One of the more obvious ways to tell if your weed has gone bad is to give it a careful visual inspection. While some strains have white resin coating the leaves (like White Widow or White Rhino), you might want to think twice if you find grey or whitish spider-like strands. Also be wary of any brownness, black fuzz, or black spots or spores; these are signs of mold. If accessible, a black light or magnifying glass can help in determining whether you’ve got an unwanted substance on your weed.
The Smell Test

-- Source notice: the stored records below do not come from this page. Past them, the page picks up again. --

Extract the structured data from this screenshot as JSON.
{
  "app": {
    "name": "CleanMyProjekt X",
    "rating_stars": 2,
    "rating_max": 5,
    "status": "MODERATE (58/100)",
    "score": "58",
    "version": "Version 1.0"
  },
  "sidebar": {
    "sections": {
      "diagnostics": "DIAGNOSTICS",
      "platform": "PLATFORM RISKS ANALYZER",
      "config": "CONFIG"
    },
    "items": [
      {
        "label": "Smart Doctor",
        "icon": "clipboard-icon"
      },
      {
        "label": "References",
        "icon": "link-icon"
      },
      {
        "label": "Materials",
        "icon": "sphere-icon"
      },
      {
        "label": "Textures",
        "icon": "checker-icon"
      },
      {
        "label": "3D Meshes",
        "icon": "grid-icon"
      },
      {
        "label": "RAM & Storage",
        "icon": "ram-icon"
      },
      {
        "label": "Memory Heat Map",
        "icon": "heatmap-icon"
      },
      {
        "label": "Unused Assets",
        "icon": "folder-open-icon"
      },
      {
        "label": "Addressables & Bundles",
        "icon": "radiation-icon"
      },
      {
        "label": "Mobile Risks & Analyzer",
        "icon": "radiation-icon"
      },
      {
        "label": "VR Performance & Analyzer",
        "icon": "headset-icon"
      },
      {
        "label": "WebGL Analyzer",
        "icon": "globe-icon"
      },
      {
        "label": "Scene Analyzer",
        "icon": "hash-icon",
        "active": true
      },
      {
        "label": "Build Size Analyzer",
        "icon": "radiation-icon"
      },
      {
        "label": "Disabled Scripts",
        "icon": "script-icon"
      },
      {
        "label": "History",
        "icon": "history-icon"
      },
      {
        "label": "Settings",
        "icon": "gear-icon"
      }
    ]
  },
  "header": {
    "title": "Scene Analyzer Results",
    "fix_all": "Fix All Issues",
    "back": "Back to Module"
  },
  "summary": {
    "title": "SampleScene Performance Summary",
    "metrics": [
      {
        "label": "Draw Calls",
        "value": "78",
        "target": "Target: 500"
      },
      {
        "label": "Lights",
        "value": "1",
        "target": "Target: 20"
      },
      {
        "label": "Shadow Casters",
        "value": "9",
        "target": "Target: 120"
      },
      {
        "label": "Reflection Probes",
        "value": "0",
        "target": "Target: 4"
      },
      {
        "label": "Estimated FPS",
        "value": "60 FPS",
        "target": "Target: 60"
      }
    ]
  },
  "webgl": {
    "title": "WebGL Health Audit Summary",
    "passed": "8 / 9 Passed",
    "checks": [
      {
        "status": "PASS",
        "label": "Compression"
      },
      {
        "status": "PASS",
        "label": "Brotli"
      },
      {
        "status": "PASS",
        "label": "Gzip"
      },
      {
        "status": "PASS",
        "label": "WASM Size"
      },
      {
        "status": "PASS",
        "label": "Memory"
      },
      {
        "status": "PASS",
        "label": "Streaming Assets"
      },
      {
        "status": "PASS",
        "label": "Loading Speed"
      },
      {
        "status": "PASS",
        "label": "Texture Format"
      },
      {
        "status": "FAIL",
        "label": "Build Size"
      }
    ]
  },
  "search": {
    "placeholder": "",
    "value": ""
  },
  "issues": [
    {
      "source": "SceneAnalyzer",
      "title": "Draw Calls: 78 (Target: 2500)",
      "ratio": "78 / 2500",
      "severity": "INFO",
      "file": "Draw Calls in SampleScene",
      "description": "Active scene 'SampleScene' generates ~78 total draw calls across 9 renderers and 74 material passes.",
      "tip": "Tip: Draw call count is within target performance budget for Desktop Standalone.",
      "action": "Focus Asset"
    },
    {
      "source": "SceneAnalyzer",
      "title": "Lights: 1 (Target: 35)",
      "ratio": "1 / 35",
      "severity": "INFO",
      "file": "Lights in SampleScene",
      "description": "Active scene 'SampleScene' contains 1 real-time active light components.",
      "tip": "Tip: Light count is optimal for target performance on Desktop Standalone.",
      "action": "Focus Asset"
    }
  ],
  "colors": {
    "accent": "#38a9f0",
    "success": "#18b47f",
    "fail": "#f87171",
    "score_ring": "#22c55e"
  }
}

In addition to a quick visual one-over, a smell test can help identify dank weed. We all know what weed usually smells like. That’s your baseline. Moldy or mildewy weed smells more like dirty gym, fecal matter, and rotten onions — essentially nothing you’d want to put in your mouth. Sure, there are some strains that have been described as “skunk,” “moldy cheese” or even “cat piss.” But to use the analogy of Justice Potter Stewart with pornography and describing the threshold for obscenity, you’ll know mold when you smell it.
Texture & Sounds
The next two quick ways for detecting whether you’ve found bad weed are the tactile texture and the sounds your bud makes. If that rediscovered trove is quiet and makes no sound when you touch it, that could mean that it has absorbed a lot of moisture, an ideal component for mold growth. What you should listen for are “snaps” like a twig, versus “cracks;” the latter means that you’ve got old, dry bud. Similarly, if your bud easily starts crumbling into dust and it’s passed the first two tests, then you’re essentially just left with mediocre weed (taste and potency are correlated with dryness).
Of course, if you’ve gone through all of these tests, you’ll know immediately whether your year-old marijuana is good or bad by the taste. The former will taste like, well, weed. The latter? Weed plus a few extra flavors that’ll probably diminish the experience. If you’re just looking to get euphoric buzz, smoking old marijuana (sans mold) isn’t all that different drinking a few left-opened beers from the night before. And we all know how that feels.